Within the data that follows, how many lines contain the word "arrow"? Reply with only the number.

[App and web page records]
======

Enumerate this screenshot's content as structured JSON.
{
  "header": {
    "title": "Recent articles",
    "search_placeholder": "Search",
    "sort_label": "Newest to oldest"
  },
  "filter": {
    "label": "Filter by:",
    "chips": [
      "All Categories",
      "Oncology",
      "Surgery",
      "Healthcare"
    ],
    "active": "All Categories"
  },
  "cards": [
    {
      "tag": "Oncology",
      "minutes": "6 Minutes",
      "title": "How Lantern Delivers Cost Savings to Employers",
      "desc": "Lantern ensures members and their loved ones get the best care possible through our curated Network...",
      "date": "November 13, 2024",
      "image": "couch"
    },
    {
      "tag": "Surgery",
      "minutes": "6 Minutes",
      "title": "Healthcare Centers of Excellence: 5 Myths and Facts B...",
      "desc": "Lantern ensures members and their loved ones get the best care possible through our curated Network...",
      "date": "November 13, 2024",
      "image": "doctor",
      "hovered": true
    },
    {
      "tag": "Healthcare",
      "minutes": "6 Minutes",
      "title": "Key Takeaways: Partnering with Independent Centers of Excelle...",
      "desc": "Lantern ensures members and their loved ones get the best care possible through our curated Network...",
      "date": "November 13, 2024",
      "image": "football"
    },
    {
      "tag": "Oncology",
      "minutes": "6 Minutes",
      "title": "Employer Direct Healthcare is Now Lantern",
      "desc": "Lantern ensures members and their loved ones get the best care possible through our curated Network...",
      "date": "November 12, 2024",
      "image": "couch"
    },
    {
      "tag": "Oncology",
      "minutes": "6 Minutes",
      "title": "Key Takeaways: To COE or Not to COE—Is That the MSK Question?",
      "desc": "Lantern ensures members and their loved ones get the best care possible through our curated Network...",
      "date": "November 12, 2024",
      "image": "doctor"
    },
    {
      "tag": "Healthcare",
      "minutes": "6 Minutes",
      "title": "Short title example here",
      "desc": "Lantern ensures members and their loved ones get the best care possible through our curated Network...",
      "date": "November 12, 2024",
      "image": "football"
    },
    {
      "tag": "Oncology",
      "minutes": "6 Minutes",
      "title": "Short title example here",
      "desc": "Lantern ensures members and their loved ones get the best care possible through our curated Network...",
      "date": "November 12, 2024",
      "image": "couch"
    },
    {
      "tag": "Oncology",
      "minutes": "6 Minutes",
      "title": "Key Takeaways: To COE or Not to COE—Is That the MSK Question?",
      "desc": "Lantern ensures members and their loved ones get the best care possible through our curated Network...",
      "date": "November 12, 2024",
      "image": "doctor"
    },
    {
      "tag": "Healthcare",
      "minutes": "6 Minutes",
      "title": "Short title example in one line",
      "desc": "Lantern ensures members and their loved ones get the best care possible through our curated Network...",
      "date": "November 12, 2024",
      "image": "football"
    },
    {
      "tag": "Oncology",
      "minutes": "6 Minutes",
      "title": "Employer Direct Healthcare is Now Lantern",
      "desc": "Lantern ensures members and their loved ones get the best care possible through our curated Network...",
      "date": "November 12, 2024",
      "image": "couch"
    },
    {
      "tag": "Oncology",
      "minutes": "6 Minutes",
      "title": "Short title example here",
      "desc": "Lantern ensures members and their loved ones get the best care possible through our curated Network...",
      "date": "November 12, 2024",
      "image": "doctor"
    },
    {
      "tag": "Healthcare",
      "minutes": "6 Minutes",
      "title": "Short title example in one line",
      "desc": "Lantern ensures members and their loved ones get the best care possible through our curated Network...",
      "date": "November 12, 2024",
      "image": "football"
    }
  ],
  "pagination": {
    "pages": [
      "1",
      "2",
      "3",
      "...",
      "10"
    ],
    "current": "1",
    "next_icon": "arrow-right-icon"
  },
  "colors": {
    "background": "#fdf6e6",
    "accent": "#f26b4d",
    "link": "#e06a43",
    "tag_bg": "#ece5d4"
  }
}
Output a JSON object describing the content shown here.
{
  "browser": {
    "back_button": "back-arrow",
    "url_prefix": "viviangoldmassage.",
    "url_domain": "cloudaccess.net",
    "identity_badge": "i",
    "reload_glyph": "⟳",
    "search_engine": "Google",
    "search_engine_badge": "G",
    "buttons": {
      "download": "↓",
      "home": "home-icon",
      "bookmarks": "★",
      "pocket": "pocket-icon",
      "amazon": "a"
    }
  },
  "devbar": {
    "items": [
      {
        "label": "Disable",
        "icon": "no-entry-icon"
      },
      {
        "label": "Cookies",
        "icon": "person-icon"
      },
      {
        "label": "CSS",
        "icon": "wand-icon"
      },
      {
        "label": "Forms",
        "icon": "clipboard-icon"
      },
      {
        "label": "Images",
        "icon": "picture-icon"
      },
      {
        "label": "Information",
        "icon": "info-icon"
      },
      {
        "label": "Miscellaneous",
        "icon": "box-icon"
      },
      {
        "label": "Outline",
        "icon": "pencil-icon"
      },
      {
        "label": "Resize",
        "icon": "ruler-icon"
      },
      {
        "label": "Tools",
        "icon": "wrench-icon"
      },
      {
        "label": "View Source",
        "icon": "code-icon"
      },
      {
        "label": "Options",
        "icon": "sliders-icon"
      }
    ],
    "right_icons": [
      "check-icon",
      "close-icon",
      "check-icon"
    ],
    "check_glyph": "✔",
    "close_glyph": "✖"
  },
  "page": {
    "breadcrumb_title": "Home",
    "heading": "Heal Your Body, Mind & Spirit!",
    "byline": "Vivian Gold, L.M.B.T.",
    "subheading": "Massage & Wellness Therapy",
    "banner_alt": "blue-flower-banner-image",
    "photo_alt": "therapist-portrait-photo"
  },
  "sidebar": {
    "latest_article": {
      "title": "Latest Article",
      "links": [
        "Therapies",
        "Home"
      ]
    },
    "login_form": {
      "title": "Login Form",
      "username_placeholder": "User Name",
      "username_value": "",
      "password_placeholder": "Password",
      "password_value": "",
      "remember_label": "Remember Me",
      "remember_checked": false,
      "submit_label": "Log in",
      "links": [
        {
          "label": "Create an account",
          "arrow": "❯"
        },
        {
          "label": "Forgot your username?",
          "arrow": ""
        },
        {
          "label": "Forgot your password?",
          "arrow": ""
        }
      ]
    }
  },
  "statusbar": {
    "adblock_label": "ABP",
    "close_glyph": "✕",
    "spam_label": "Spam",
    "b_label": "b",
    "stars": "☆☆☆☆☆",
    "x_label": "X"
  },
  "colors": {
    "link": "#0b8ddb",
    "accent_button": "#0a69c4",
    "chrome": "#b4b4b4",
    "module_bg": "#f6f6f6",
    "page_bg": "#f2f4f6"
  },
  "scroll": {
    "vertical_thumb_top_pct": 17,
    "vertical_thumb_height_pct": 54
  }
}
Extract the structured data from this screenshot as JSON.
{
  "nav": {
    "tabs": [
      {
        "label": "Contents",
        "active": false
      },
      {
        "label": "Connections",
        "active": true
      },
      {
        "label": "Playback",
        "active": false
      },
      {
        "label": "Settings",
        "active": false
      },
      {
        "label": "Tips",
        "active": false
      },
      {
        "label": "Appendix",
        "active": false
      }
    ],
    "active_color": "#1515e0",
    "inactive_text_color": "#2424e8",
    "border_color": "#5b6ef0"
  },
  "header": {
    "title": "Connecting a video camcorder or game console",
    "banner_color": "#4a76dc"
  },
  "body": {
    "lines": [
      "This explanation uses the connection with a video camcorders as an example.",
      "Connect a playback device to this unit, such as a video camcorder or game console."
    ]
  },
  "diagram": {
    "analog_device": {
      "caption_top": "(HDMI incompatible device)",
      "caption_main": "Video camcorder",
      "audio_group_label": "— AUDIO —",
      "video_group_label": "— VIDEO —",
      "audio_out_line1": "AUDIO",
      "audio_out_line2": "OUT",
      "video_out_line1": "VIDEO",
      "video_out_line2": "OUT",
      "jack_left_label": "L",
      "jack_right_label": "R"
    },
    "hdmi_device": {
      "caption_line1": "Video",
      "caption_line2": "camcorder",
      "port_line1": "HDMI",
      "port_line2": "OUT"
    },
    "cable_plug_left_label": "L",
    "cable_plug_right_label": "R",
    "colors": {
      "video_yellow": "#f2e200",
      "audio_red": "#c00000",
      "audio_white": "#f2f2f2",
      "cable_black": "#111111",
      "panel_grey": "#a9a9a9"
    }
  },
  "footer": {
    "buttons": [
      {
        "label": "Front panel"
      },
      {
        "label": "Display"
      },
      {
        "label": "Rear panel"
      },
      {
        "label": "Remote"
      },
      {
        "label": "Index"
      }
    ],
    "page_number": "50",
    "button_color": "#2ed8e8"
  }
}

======

_Answer for this exercise_
5